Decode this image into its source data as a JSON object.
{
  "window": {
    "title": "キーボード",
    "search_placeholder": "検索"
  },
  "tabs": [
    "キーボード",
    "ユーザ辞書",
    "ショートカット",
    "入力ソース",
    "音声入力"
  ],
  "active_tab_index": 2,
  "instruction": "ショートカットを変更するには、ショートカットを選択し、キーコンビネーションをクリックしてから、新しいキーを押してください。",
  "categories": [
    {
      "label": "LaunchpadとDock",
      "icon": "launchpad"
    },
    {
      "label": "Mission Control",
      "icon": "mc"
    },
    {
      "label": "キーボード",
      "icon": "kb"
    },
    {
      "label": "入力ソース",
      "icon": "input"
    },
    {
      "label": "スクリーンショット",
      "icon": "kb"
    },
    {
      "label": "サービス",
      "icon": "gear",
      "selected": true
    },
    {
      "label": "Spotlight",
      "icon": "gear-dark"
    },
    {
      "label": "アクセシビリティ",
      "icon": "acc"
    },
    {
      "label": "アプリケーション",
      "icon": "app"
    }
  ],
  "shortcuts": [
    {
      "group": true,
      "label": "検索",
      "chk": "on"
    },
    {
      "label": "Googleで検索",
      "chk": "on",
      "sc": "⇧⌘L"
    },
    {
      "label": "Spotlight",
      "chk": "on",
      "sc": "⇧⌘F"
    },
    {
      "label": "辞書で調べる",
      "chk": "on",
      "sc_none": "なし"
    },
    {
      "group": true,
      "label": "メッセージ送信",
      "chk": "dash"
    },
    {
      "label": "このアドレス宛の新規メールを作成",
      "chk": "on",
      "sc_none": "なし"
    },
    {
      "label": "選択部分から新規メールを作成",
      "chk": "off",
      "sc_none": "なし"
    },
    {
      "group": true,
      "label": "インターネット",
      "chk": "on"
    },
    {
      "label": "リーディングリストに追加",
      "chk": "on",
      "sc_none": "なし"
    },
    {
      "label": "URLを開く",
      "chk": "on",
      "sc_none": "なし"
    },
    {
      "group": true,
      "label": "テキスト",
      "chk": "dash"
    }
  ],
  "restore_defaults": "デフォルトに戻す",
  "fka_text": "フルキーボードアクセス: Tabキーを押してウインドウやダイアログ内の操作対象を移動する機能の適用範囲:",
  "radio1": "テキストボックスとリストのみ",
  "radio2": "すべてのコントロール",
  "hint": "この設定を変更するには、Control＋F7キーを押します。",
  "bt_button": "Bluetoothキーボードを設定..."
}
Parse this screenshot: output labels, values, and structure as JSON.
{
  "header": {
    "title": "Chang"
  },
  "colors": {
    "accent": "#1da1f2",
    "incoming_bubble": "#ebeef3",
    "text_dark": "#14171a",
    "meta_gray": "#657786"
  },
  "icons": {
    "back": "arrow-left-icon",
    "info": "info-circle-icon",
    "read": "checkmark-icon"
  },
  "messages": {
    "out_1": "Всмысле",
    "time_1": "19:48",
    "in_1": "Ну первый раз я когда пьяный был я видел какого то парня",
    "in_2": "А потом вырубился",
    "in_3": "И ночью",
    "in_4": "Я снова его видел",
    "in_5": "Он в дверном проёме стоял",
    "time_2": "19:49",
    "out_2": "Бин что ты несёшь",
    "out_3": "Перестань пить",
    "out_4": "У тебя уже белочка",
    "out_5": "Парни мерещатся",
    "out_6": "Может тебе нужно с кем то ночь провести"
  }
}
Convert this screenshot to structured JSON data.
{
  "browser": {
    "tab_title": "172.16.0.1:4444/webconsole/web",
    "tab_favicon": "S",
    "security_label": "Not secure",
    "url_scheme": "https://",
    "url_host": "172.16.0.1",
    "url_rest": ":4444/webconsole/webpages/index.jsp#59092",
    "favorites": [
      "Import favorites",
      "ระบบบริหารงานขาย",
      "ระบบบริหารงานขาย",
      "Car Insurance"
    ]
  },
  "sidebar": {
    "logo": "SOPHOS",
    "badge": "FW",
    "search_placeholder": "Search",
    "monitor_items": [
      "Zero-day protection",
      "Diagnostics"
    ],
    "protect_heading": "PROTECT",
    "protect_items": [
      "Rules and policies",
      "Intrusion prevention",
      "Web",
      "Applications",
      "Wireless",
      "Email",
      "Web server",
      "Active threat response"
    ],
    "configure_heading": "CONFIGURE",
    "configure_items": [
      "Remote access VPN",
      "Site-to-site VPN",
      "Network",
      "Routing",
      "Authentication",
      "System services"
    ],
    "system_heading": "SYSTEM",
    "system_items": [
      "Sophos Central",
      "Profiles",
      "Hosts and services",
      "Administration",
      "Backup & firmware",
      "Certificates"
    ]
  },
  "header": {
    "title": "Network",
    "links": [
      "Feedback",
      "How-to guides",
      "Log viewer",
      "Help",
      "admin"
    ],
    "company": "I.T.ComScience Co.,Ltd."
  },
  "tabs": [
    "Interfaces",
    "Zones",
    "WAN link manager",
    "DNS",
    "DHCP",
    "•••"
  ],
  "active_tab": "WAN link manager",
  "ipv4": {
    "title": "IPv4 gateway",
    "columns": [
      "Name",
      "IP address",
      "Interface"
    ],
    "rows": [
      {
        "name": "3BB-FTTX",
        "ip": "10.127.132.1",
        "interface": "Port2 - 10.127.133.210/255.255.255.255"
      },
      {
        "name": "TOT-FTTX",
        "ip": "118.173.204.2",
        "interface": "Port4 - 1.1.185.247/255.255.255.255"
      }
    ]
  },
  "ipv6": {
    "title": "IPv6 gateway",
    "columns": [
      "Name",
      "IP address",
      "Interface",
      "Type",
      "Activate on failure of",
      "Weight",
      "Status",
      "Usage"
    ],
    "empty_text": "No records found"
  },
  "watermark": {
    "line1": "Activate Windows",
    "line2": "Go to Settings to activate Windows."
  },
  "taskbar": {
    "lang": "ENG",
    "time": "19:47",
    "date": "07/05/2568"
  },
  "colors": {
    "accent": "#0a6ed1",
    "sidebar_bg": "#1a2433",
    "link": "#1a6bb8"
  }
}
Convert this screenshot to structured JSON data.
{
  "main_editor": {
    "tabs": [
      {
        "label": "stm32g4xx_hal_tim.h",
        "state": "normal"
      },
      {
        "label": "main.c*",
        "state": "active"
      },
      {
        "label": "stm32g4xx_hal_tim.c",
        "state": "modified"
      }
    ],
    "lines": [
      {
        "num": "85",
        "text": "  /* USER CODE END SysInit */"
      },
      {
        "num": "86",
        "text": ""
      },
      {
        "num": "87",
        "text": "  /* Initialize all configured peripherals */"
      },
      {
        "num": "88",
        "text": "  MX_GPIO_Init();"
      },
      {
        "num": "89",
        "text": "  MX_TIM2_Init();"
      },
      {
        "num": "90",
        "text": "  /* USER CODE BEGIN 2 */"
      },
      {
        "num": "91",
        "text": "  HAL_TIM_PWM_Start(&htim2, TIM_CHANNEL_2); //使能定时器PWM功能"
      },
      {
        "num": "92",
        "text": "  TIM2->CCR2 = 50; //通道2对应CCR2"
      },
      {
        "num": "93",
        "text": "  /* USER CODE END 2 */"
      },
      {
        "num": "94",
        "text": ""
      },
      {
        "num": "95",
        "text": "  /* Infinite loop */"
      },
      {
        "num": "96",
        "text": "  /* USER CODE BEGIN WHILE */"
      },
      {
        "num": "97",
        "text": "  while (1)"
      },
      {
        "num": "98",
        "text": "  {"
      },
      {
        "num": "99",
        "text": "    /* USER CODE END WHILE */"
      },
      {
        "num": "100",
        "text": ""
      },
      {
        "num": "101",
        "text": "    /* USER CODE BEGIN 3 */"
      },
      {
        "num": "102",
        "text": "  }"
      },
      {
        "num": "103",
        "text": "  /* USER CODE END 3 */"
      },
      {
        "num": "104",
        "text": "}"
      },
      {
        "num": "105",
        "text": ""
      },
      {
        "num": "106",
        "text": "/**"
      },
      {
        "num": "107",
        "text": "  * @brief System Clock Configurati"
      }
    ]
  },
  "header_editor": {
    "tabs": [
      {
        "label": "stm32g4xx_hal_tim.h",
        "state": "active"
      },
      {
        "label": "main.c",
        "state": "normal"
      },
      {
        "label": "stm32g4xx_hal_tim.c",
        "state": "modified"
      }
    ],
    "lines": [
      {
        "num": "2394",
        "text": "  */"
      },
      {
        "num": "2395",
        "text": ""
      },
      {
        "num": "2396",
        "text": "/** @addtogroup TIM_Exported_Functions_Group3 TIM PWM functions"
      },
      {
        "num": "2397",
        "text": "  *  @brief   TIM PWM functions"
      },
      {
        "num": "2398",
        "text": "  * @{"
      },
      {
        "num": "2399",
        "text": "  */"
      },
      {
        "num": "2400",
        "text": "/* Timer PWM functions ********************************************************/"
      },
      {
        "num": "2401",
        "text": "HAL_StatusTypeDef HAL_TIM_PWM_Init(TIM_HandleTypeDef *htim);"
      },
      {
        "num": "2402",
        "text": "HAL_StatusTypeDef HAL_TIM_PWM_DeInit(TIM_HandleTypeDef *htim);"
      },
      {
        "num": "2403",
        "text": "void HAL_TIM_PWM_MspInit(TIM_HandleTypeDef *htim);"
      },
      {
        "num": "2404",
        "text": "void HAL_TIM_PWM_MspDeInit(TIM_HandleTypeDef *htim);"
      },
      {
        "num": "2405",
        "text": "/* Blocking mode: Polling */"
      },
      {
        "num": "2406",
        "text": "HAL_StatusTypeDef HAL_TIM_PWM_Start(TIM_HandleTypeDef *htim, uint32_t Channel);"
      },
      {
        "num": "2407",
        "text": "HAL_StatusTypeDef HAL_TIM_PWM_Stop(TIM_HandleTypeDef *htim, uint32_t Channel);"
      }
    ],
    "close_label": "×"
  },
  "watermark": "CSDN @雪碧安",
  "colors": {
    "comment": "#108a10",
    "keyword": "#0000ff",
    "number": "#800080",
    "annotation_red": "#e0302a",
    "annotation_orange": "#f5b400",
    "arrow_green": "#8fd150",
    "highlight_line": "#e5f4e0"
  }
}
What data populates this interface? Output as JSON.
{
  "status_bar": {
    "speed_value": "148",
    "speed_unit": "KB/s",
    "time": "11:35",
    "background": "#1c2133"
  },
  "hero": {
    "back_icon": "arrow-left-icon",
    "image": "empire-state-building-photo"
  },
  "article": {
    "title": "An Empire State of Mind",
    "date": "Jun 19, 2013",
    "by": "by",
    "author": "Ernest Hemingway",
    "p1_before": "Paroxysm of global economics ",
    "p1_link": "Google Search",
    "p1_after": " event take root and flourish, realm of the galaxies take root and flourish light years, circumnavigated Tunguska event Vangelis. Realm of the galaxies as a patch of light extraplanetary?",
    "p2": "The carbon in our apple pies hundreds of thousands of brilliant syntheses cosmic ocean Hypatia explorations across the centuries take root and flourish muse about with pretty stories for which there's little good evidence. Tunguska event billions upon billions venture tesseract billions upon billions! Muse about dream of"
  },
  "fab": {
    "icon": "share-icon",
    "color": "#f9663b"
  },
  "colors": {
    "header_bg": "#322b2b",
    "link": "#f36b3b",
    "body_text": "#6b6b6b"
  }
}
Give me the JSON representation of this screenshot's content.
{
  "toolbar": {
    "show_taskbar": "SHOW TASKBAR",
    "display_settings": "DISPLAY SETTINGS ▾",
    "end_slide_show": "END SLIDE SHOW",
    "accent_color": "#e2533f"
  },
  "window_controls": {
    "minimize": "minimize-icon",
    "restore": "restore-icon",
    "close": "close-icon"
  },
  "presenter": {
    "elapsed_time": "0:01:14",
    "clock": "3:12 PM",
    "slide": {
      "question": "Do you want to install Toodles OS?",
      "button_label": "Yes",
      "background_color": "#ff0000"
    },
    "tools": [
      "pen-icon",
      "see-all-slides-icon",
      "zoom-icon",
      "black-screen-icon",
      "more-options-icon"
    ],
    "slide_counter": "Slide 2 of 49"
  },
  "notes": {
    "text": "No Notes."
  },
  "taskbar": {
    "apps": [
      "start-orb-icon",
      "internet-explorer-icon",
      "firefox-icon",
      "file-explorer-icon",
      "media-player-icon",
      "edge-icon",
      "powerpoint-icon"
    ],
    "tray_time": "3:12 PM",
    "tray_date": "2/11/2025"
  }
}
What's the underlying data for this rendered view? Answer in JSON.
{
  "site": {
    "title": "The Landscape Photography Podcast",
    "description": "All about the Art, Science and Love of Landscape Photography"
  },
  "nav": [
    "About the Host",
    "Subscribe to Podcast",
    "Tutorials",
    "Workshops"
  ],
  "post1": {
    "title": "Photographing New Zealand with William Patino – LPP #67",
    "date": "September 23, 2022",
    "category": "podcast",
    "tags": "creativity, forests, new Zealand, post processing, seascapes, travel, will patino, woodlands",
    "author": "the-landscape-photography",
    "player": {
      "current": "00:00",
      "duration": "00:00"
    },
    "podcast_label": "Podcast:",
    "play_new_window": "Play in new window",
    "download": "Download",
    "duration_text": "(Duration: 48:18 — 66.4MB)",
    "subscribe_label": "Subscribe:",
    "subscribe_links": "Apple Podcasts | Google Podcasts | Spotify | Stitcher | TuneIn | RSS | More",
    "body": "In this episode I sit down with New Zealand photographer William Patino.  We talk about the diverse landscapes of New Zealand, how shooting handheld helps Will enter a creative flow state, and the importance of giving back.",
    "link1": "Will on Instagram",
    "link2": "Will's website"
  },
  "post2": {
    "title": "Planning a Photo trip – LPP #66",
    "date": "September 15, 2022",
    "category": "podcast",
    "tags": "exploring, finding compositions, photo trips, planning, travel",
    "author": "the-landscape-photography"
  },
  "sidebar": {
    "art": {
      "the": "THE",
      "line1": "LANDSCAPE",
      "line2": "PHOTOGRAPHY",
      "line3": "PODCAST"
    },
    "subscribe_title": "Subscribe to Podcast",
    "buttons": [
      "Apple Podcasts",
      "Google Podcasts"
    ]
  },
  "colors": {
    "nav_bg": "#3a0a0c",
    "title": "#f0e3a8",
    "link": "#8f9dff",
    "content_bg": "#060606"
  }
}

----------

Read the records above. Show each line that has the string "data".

> [YOUR RESPONSE]:
Decode this image into its source data as a JSON object.
Convert this screenshot to structured JSON data.
Convert this screenshot to structured JSON data.
What data populates this interface? Output as JSON.
What's the underlying data for this rendered view? Answer in JSON.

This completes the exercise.